“It means they (Canadian oil firms) would be taking out a lot of the gases before moving the oil by train,” she said.

Heitkamp said the government and the oil and rail industries need to make sure that first responders to train accident scenes know what it is that is being shipped through their communities. She said the responders also need to have the best training out there to give them the knowledge and tools to fight a disaster scene like the one that happened near Casselton.

Unmanned aircraft,

human trafficking

Heitkamp said North Dakota is leading the way in developing the technology and use of unmanned aircraft systems. Federal Aviation Administrator Michael Huerta visited North Dakota Monday to announce the Northern Plains Unmanned Systems Authority, based in Grand Forks, is the nation’s first UAS test site to be up and running.

Heitkamp said she expects UAS use to spread to all areas of the state as the technology develops.

Heitkamp said she spent last week in Mexico with U.S. Sen. Amy Klobuchar, D-Minn., and Cindy McCain, wife of U.S. Sen. John McCain, R-Arizona, to discuss the ongoing issue of human trafficking in North America. She said she learned that most of the victims of human trafficking are coming from Central America, mainly Guatemala and Honduras.

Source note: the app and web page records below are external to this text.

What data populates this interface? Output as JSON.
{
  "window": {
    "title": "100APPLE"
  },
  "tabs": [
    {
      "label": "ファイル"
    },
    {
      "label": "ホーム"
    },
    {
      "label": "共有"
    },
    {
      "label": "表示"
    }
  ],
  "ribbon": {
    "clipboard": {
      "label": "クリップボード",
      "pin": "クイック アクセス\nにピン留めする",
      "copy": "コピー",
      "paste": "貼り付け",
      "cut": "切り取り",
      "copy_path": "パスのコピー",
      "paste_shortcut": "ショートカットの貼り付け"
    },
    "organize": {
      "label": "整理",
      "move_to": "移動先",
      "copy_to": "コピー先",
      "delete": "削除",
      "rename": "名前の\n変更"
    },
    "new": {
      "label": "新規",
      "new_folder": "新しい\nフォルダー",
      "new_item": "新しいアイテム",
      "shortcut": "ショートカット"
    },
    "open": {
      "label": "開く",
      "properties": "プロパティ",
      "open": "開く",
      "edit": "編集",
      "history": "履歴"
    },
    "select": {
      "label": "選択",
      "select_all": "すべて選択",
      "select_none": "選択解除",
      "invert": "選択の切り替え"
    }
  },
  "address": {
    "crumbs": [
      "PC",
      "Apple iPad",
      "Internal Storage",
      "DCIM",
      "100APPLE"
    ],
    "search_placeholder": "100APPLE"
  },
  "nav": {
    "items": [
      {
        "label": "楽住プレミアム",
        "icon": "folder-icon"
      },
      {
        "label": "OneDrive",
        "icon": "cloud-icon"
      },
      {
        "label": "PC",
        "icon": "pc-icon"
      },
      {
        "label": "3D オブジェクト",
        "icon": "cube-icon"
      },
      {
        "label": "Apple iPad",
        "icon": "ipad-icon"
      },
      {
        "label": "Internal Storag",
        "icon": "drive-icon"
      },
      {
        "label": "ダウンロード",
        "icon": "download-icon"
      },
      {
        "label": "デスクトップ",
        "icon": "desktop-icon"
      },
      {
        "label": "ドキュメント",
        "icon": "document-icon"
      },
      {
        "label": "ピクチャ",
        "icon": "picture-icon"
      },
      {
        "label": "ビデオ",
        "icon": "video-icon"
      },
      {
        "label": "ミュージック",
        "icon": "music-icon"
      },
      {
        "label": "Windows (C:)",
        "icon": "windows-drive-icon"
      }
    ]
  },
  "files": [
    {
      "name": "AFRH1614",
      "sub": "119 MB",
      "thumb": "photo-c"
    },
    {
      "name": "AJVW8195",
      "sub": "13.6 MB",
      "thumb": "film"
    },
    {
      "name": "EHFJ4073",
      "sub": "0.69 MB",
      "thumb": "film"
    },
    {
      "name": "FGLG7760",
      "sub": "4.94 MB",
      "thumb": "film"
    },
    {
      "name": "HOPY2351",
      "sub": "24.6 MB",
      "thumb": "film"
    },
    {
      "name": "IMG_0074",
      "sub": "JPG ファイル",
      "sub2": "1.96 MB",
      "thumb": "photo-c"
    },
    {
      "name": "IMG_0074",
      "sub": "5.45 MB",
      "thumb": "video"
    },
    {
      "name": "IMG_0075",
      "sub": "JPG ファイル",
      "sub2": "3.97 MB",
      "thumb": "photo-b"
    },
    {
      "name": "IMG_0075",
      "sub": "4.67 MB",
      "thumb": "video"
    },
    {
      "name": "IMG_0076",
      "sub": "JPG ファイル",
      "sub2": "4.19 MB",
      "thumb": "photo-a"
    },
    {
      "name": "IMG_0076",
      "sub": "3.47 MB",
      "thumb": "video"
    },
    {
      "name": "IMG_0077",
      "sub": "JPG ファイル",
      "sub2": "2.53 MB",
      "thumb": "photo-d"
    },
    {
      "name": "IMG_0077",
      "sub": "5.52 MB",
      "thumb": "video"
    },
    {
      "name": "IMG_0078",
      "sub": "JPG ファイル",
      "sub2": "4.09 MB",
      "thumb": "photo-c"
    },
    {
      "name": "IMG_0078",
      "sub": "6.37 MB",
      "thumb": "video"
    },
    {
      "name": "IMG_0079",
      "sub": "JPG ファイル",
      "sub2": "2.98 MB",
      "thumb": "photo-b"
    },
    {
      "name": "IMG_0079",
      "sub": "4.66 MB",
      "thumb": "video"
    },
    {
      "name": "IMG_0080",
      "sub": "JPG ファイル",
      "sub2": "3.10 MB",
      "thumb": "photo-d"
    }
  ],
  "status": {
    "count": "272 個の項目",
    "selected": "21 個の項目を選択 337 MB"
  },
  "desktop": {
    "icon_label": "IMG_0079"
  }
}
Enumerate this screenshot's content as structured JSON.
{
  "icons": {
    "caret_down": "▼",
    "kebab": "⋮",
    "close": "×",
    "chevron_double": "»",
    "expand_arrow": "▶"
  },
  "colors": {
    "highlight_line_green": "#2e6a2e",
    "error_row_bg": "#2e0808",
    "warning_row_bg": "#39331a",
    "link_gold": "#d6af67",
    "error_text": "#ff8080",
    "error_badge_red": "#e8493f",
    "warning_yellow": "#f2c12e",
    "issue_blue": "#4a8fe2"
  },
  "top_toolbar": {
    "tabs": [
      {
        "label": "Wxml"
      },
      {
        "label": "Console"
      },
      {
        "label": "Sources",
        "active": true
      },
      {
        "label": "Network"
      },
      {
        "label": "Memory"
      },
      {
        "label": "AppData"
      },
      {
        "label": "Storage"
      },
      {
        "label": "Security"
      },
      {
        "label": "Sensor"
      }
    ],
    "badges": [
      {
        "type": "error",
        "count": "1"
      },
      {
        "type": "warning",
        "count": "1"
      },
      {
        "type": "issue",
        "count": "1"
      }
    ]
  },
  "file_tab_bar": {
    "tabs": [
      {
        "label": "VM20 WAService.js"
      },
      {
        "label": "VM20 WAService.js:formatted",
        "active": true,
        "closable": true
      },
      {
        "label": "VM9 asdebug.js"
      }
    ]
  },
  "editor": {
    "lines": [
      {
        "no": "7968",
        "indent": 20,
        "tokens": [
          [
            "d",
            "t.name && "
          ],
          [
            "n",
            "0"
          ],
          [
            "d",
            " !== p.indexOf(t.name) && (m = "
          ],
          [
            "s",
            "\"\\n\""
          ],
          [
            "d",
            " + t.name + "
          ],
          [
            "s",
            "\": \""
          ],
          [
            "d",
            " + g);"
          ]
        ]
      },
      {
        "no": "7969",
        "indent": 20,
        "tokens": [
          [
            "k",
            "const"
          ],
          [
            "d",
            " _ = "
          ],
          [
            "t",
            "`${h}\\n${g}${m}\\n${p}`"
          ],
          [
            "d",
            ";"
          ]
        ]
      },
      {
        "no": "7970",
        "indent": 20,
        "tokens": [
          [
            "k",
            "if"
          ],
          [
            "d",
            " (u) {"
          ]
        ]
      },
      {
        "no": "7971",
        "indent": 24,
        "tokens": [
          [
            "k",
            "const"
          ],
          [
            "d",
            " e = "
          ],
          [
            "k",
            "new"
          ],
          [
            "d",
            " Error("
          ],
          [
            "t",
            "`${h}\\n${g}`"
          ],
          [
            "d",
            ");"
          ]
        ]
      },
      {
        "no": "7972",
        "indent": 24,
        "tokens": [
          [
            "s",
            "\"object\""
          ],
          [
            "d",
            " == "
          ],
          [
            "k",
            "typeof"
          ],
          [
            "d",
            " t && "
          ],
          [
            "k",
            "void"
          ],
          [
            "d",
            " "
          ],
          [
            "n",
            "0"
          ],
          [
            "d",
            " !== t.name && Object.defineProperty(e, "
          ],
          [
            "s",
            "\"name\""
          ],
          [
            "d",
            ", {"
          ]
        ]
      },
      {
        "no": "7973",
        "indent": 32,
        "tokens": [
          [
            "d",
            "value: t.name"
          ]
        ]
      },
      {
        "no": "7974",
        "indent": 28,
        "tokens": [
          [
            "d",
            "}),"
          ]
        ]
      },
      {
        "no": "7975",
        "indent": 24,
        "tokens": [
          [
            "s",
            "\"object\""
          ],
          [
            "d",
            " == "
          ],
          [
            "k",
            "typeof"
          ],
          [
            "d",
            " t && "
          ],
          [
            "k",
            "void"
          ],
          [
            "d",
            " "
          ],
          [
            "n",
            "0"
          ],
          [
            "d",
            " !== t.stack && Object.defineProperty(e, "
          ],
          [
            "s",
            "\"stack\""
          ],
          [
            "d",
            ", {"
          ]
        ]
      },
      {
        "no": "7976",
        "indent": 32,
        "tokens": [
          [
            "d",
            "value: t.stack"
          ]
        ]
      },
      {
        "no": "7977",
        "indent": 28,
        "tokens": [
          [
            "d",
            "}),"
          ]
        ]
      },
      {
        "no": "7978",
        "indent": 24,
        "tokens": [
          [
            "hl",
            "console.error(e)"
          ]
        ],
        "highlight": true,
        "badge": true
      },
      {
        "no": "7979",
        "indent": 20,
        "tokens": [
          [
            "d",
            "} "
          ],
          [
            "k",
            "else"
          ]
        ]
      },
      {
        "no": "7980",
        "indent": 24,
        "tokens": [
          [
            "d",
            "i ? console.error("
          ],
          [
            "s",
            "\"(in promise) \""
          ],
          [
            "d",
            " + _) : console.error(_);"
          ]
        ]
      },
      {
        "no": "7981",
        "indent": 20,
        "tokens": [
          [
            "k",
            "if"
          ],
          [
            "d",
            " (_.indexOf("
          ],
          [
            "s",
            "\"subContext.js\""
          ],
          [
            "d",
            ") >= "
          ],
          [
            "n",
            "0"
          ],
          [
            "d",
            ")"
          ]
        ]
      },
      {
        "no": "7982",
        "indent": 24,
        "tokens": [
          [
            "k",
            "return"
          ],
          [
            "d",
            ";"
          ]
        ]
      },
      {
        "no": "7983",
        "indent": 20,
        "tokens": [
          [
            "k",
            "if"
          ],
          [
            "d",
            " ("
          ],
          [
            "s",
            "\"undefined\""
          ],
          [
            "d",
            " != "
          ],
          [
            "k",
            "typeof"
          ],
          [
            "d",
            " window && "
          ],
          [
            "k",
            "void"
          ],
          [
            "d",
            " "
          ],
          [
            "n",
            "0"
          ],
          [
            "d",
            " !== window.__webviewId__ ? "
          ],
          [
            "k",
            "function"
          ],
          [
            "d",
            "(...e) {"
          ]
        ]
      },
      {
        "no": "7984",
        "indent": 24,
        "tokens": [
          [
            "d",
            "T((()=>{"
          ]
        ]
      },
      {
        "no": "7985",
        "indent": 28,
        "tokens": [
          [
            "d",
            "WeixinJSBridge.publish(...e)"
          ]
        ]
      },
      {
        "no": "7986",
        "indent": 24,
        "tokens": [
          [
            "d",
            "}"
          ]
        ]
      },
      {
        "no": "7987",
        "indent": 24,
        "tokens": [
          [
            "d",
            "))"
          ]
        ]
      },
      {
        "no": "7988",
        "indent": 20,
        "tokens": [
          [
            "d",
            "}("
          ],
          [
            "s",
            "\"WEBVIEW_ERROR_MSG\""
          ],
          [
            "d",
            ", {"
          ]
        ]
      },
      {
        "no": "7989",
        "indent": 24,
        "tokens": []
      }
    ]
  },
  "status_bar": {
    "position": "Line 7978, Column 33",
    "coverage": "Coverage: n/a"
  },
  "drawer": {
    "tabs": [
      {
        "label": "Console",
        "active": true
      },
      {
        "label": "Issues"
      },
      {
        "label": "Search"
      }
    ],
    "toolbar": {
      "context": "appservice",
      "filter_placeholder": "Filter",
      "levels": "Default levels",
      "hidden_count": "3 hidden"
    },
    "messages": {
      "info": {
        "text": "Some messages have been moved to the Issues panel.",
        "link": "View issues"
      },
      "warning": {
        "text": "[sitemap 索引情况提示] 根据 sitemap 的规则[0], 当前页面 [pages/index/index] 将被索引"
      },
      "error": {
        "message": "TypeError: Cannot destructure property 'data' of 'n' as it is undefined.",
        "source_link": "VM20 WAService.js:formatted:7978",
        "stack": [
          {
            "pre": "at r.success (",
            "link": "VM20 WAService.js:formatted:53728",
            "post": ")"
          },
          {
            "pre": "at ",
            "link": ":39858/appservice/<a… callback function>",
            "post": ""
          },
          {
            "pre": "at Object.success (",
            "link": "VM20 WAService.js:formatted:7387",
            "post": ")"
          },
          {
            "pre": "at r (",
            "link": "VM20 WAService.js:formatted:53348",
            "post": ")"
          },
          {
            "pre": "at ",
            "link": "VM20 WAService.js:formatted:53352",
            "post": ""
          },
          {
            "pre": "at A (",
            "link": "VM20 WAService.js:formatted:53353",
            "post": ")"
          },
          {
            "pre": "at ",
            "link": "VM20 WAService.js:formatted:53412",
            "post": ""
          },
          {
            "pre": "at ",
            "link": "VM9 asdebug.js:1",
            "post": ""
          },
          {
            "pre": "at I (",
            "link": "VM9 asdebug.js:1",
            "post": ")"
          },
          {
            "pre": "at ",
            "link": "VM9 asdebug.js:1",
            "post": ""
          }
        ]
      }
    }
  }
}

Heitkamp and Klobuchar introduced a bill earlier this year to address one of the hurdles prosecutors are facing in pursuing human trafficking cases — getting the victims to testify in court.

“The victims won’t testify because they’re afraid of being charged with prostitution, or running guns or delivery of a controlled substance, whatever the victim was forced to do,” she said.

Heitkamp said the bill would create a “safe harbor” for the victims.

“These people, they’re victims of a crime and we should treat them accordingly,” she said.

Forum News Service contributed to this story.

Sun reporter Chris Olson can be reached at 701-952-8454 or by email at

Chris Olson

Hometown: Traverse City, MI College: Northwestern Michigan College and Michigan State University

(701) 952-8454